(Data entries)
Content starts

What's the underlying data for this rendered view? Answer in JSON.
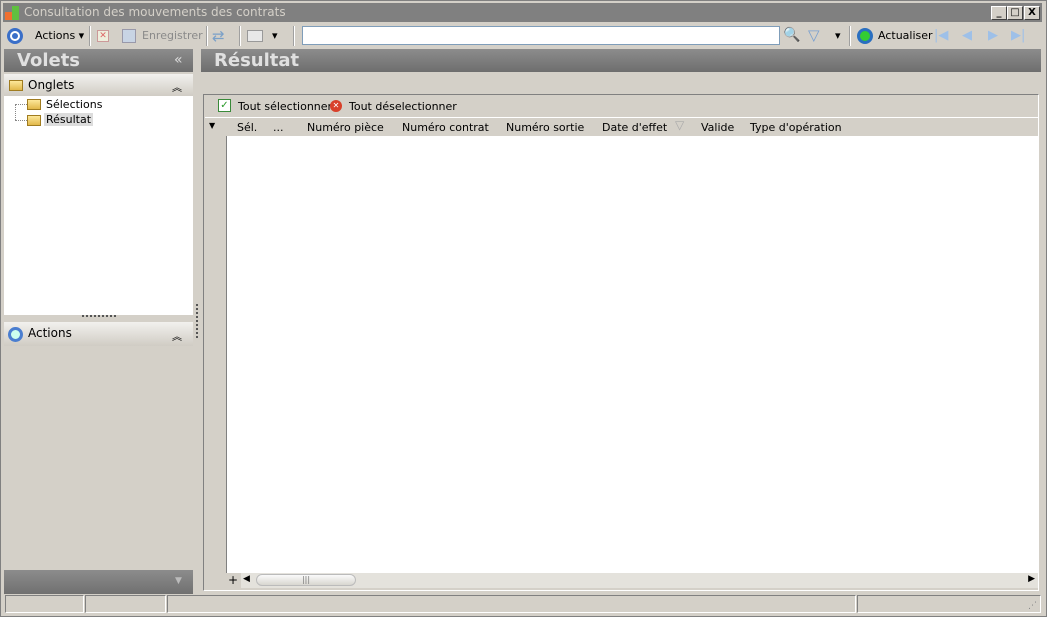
{
  "window": {
    "title": "Consultation des mouvements des contrats",
    "min": "_",
    "max": "□",
    "close": "X"
  },
  "toolbar": {
    "actions": "Actions",
    "save": "Enregistrer",
    "search_value": "",
    "refresh": "Actualiser"
  },
  "left": {
    "title": "Volets",
    "collapse": "«",
    "tabs_header": "Onglets",
    "tree": [
      "Sélections",
      "Résultat"
    ],
    "actions_header": "Actions",
    "expand": "»"
  },
  "main": {
    "title": "Résultat",
    "select_all": "Tout sélectionner",
    "deselect_all": "Tout déselectionner",
    "columns": [
      "Sél.",
      "...",
      "Numéro pièce",
      "Numéro contrat",
      "Numéro sortie",
      "Date d'effet",
      "Valide",
      "Type d'opération"
    ],
    "rows": []
  }
}
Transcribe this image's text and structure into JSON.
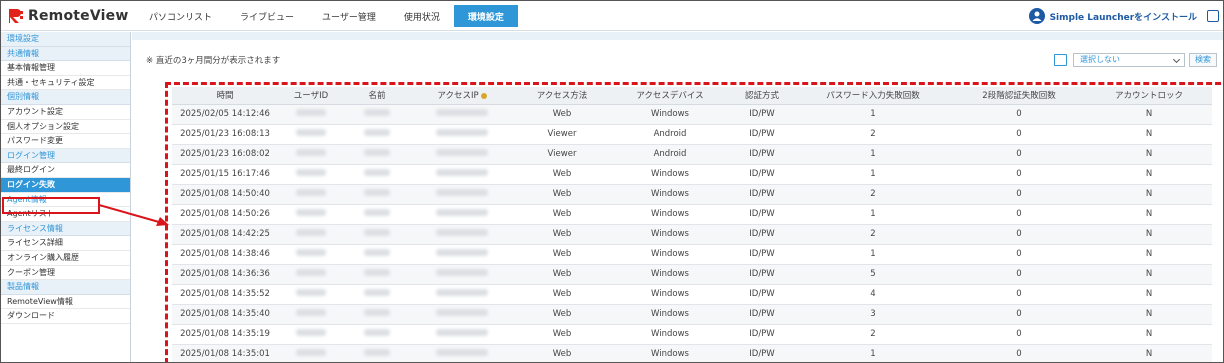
{
  "header": {
    "logo_text": "RemoteView",
    "tabs": [
      {
        "label": "パソコンリスト",
        "active": false
      },
      {
        "label": "ライブビュー",
        "active": false
      },
      {
        "label": "ユーザー管理",
        "active": false
      },
      {
        "label": "使用状況",
        "active": false
      },
      {
        "label": "環境設定",
        "active": true
      }
    ],
    "install_label": "Simple Launcherをインストール"
  },
  "sidebar": {
    "sections": [
      {
        "title": "環境設定",
        "items": []
      },
      {
        "title": "共通情報",
        "items": [
          {
            "label": "基本情報管理"
          },
          {
            "label": "共通・セキュリティ設定"
          }
        ]
      },
      {
        "title": "個別情報",
        "items": [
          {
            "label": "アカウント設定"
          },
          {
            "label": "個人オプション設定"
          },
          {
            "label": "パスワード変更"
          }
        ]
      },
      {
        "title": "ログイン管理",
        "items": [
          {
            "label": "最終ログイン"
          },
          {
            "label": "ログイン失敗",
            "active": true
          }
        ]
      },
      {
        "title": "",
        "items": [
          {
            "label": "Agent情報",
            "link": true
          },
          {
            "label": "Agentリスト"
          }
        ]
      },
      {
        "title": "ライセンス情報",
        "items": [
          {
            "label": "ライセンス詳細"
          },
          {
            "label": "オンライン購入履歴"
          },
          {
            "label": "クーポン管理"
          }
        ]
      },
      {
        "title": "製品情報",
        "items": [
          {
            "label": "RemoteView情報"
          },
          {
            "label": "ダウンロード"
          }
        ]
      }
    ]
  },
  "main": {
    "note": "※ 直近の3ヶ月間分が表示されます",
    "filter": {
      "selected": "選択しない",
      "search_label": "検索"
    },
    "table": {
      "columns": [
        "時間",
        "ユーザID",
        "名前",
        "アクセスIP",
        "アクセス方法",
        "アクセスデバイス",
        "認証方式",
        "パスワード入力失敗回数",
        "2段階認証失敗回数",
        "アカウントロック"
      ],
      "rows": [
        [
          "2025/02/05 14:12:46",
          "",
          "",
          "",
          "Web",
          "Windows",
          "ID/PW",
          "1",
          "0",
          "N"
        ],
        [
          "2025/01/23 16:08:13",
          "",
          "",
          "",
          "Viewer",
          "Android",
          "ID/PW",
          "2",
          "0",
          "N"
        ],
        [
          "2025/01/23 16:08:02",
          "",
          "",
          "",
          "Viewer",
          "Android",
          "ID/PW",
          "1",
          "0",
          "N"
        ],
        [
          "2025/01/15 16:17:46",
          "",
          "",
          "",
          "Web",
          "Windows",
          "ID/PW",
          "1",
          "0",
          "N"
        ],
        [
          "2025/01/08 14:50:40",
          "",
          "",
          "",
          "Web",
          "Windows",
          "ID/PW",
          "2",
          "0",
          "N"
        ],
        [
          "2025/01/08 14:50:26",
          "",
          "",
          "",
          "Web",
          "Windows",
          "ID/PW",
          "1",
          "0",
          "N"
        ],
        [
          "2025/01/08 14:42:25",
          "",
          "",
          "",
          "Web",
          "Windows",
          "ID/PW",
          "2",
          "0",
          "N"
        ],
        [
          "2025/01/08 14:38:46",
          "",
          "",
          "",
          "Web",
          "Windows",
          "ID/PW",
          "1",
          "0",
          "N"
        ],
        [
          "2025/01/08 14:36:36",
          "",
          "",
          "",
          "Web",
          "Windows",
          "ID/PW",
          "5",
          "0",
          "N"
        ],
        [
          "2025/01/08 14:35:52",
          "",
          "",
          "",
          "Web",
          "Windows",
          "ID/PW",
          "4",
          "0",
          "N"
        ],
        [
          "2025/01/08 14:35:40",
          "",
          "",
          "",
          "Web",
          "Windows",
          "ID/PW",
          "3",
          "0",
          "N"
        ],
        [
          "2025/01/08 14:35:19",
          "",
          "",
          "",
          "Web",
          "Windows",
          "ID/PW",
          "2",
          "0",
          "N"
        ],
        [
          "2025/01/08 14:35:01",
          "",
          "",
          "",
          "Web",
          "Windows",
          "ID/PW",
          "1",
          "0",
          "N"
        ]
      ]
    }
  },
  "colors": {
    "accent": "#2f96d8",
    "annotation": "#d9141b",
    "brand_red": "#e2231a"
  }
}
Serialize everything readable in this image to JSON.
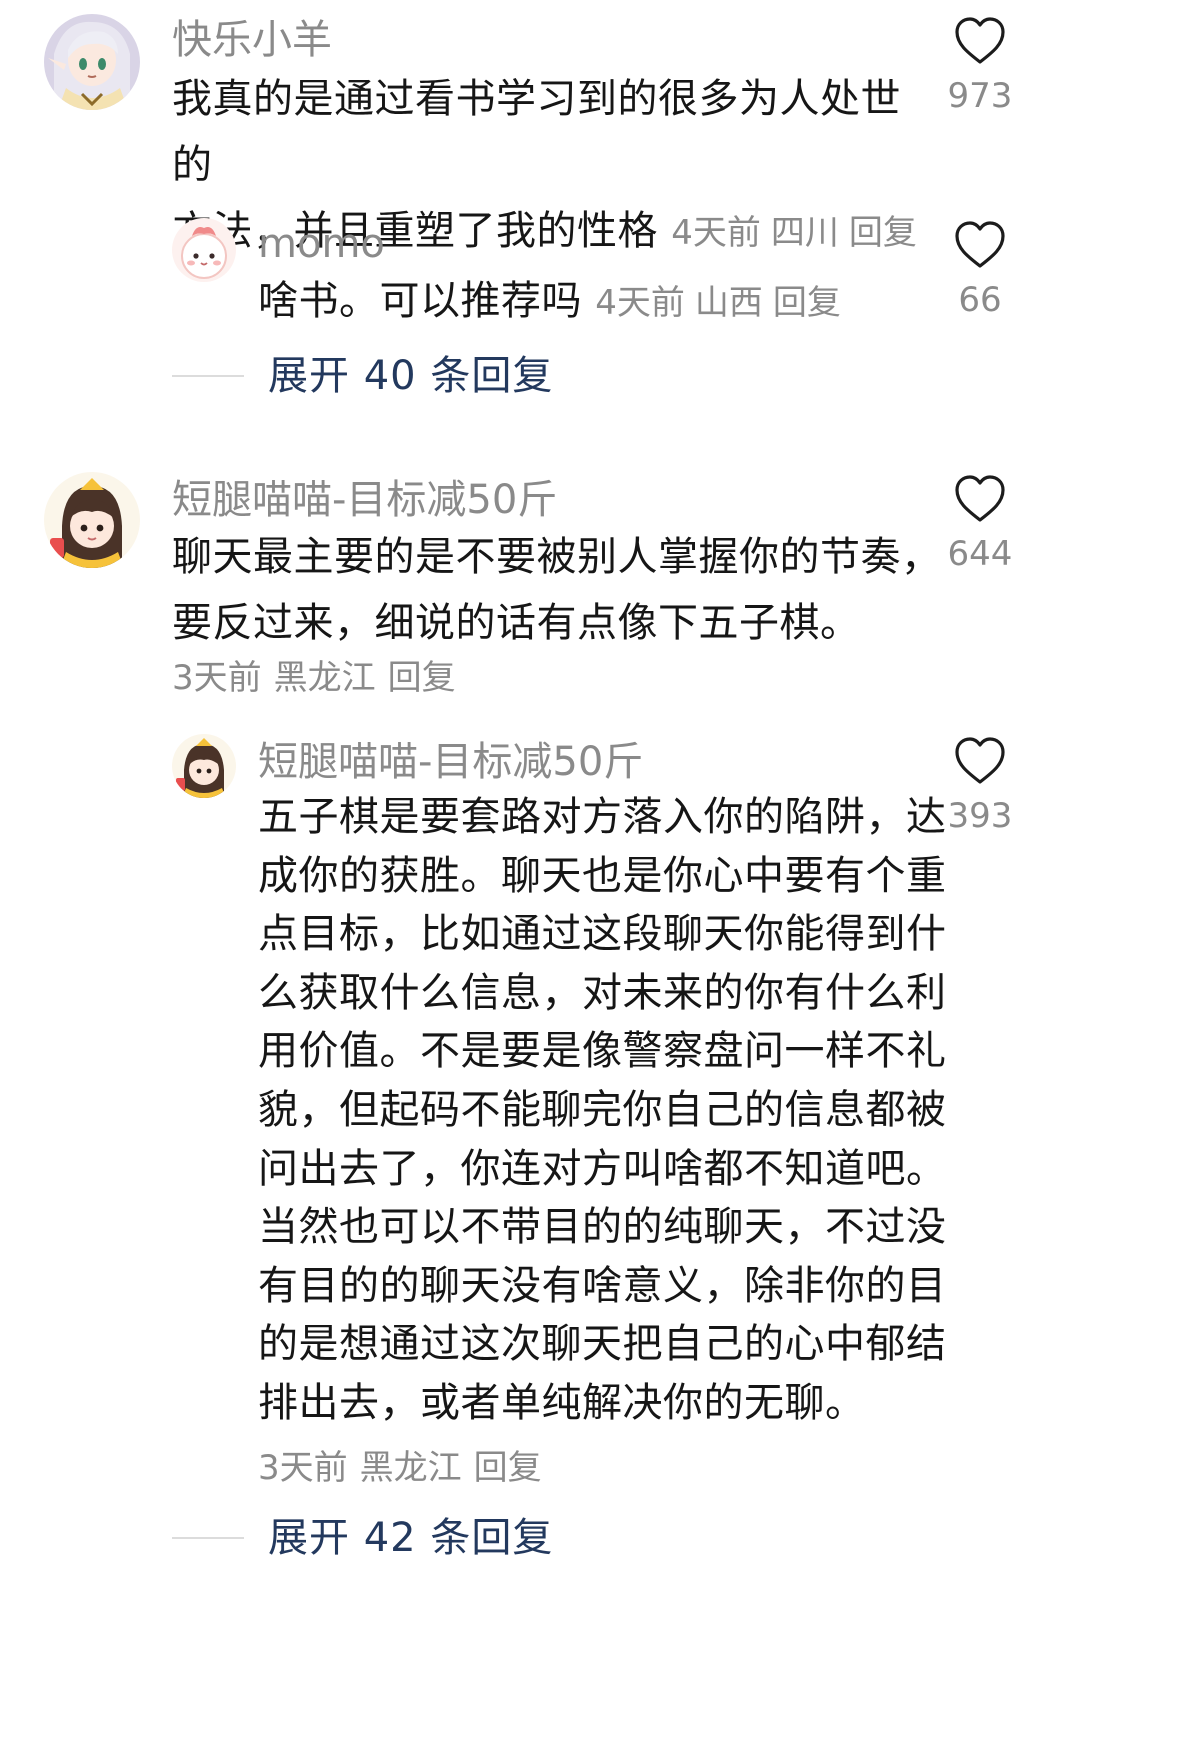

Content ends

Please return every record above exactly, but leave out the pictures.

Response to the exercise>
What's the underlying data for this rendered view? Answer in JSON.
{
  "window": {
    "title": "Consultation des mouvements des contrats",
    "min": "_",
    "max": "□",
    "close": "X"
  },
  "toolbar": {
    "actions": "Actions",
    "save": "Enregistrer",
    "search_value": "",
    "refresh": "Actualiser"
  },
  "left": {
    "title": "Volets",
    "collapse": "«",
    "tabs_header": "Onglets",
    "tree": [
      "Sélections",
      "Résultat"
    ],
    "actions_header": "Actions",
    "expand": "»"
  },
  "main": {
    "title": "Résultat",
    "select_all": "Tout sélectionner",
    "deselect_all": "Tout déselectionner",
    "columns": [
      "Sél.",
      "...",
      "Numéro pièce",
      "Numéro contrat",
      "Numéro sortie",
      "Date d'effet",
      "Valide",
      "Type d'opération"
    ],
    "rows": []
  }
}
Transcribe this image's text and structure into JSON.
{
  "header": {
    "logo_text": "RemoteView",
    "tabs": [
      {
        "label": "パソコンリスト",
        "active": false
      },
      {
        "label": "ライブビュー",
        "active": false
      },
      {
        "label": "ユーザー管理",
        "active": false
      },
      {
        "label": "使用状況",
        "active": false
      },
      {
        "label": "環境設定",
        "active": true
      }
    ],
    "install_label": "Simple Launcherをインストール"
  },
  "sidebar": {
    "sections": [
      {
        "title": "環境設定",
        "items": []
      },
      {
        "title": "共通情報",
        "items": [
          {
            "label": "基本情報管理"
          },
          {
            "label": "共通・セキュリティ設定"
          }
        ]
      },
      {
        "title": "個別情報",
        "items": [
          {
            "label": "アカウント設定"
          },
          {
            "label": "個人オプション設定"
          },
          {
            "label": "パスワード変更"
          }
        ]
      },
      {
        "title": "ログイン管理",
        "items": [
          {
            "label": "最終ログイン"
          },
          {
            "label": "ログイン失敗",
            "active": true
          }
        ]
      },
      {
        "title": "",
        "items": [
          {
            "label": "Agent情報",
            "link": true
          },
          {
            "label": "Agentリスト"
          }
        ]
      },
      {
        "title": "ライセンス情報",
        "items": [
          {
            "label": "ライセンス詳細"
          },
          {
            "label": "オンライン購入履歴"
          },
          {
            "label": "クーポン管理"
          }
        ]
      },
      {
        "title": "製品情報",
        "items": [
          {
            "label": "RemoteView情報"
          },
          {
            "label": "ダウンロード"
          }
        ]
      }
    ]
  },
  "main": {
    "note": "※ 直近の3ヶ月間分が表示されます",
    "filter": {
      "selected": "選択しない",
      "search_label": "検索"
    },
    "table": {
      "columns": [
        "時間",
        "ユーザID",
        "名前",
        "アクセスIP",
        "アクセス方法",
        "アクセスデバイス",
        "認証方式",
        "パスワード入力失敗回数",
        "2段階認証失敗回数",
        "アカウントロック"
      ],
      "rows": [
        [
          "2025/02/05 14:12:46",
          "",
          "",
          "",
          "Web",
          "Windows",
          "ID/PW",
          "1",
          "0",
          "N"
        ],
        [
          "2025/01/23 16:08:13",
          "",
          "",
          "",
          "Viewer",
          "Android",
          "ID/PW",
          "2",
          "0",
          "N"
        ],
        [
          "2025/01/23 16:08:02",
          "",
          "",
          "",
          "Viewer",
          "Android",
          "ID/PW",
          "1",
          "0",
          "N"
        ],
        [
          "2025/01/15 16:17:46",
          "",
          "",
          "",
          "Web",
          "Windows",
          "ID/PW",
          "1",
          "0",
          "N"
        ],
        [
          "2025/01/08 14:50:40",
          "",
          "",
          "",
          "Web",
          "Windows",
          "ID/PW",
          "2",
          "0",
          "N"
        ],
        [
          "2025/01/08 14:50:26",
          "",
          "",
          "",
          "Web",
          "Windows",
          "ID/PW",
          "1",
          "0",
          "N"
        ],
        [
          "2025/01/08 14:42:25",
          "",
          "",
          "",
          "Web",
          "Windows",
          "ID/PW",
          "2",
          "0",
          "N"
        ],
        [
          "2025/01/08 14:38:46",
          "",
          "",
          "",
          "Web",
          "Windows",
          "ID/PW",
          "1",
          "0",
          "N"
        ],
        [
          "2025/01/08 14:36:36",
          "",
          "",
          "",
          "Web",
          "Windows",
          "ID/PW",
          "5",
          "0",
          "N"
        ],
        [
          "2025/01/08 14:35:52",
          "",
          "",
          "",
          "Web",
          "Windows",
          "ID/PW",
          "4",
          "0",
          "N"
        ],
        [
          "2025/01/08 14:35:40",
          "",
          "",
          "",
          "Web",
          "Windows",
          "ID/PW",
          "3",
          "0",
          "N"
        ],
        [
          "2025/01/08 14:35:19",
          "",
          "",
          "",
          "Web",
          "Windows",
          "ID/PW",
          "2",
          "0",
          "N"
        ],
        [
          "2025/01/08 14:35:01",
          "",
          "",
          "",
          "Web",
          "Windows",
          "ID/PW",
          "1",
          "0",
          "N"
        ]
      ]
    }
  },
  "colors": {
    "accent": "#2f96d8",
    "annotation": "#d9141b",
    "brand_red": "#e2231a"
  }
}
Serialize everything readable in this image to JSON.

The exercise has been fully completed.